Occupy not just another protest 0
There has been class warfare going on. It's just that my class is winning.
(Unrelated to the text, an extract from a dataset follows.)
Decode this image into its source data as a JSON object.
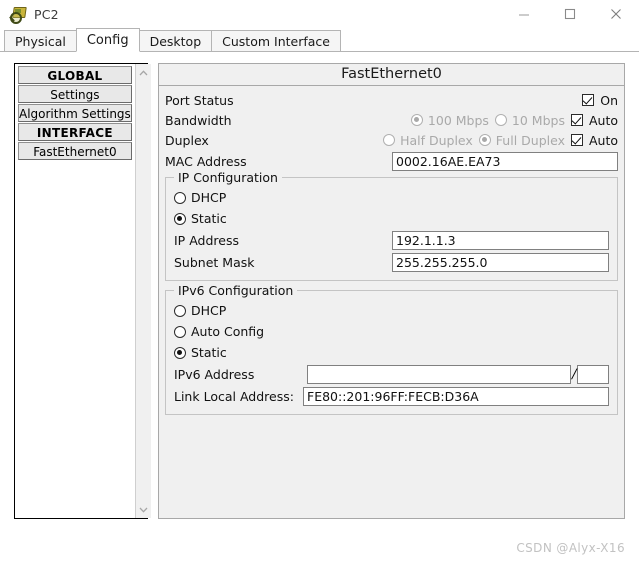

And my class isn't just winning, I mean we're killing them.
- Warren Buffett, billionaire investor
When billionaires complain about the growing income inequality between rich and poor, you know the Occupy Vancouver protest that started Saturday just makes sense.
When Warren Buffett, the world's third wealthiest person, says the U.S. government should stop "coddling the super rich" and raise taxes on millionaires, you know something is dramatically wrong.
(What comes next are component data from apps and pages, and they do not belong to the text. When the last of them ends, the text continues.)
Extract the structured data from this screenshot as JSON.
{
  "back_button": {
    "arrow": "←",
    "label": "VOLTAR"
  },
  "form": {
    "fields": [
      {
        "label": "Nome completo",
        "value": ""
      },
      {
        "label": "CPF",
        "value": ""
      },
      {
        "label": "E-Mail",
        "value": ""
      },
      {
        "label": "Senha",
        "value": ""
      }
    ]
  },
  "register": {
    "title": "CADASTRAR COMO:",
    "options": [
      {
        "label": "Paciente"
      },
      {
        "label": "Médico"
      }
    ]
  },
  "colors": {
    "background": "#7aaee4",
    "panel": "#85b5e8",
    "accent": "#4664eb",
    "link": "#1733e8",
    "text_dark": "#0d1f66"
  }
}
When Bill Gross, who runs the world's largest bond fund, the $1.2 trillion Pacific Investment Management Co, says the Occupy Wall Street protest is an unsurprising reaction to the class war started by the rich against the rest of us, it's not a situation normal.
And when Laurence Fink, who runs BlackRock Inc, the world's biggest asset manager, with $3.7 trillion invested, says protestors spreading the Occupy message around the world have a point, look out.
While B.C. Premier Christy Clark and federal Finance Minister Jim Flaherty say things are totally different in Canada, they are dead wrong. The more than 4,000 protesting in Vancouver Saturday disagree, and for good reason.
The Occupy Wall Street movement points out that just one per cent of the U.S. population, the mega-rich, own 40 per cent of that country's total wealth. That's why this protest is aimed at helping the other 99 per cent.
But our country isn't different. A recent study found that just 3.8 per cent of Canadian families control 67 per cent of total household wealth. Other studies show Canada's top one per cent received 33 per cent of all income gains between 1997 and 2007.
That's why we should listen when mega-rich managers like Buffett, Fink, who made $23.8 million last year, and Gross, who gave $33 million to charities last year and is worth $2.2 billion, warn about the gap between rich and poor.
"Class warfare by the 99 per cent? Of course, they're fighting back after 30 years of being shot at," Gross said on Twitter.
Those dismissing the Occupy movement, started by Vancouver's own Adbusters culture jamming magazine, are foolish.
The very wealthiest men in America aren't just worried about inequality - they are pre-occupied with it.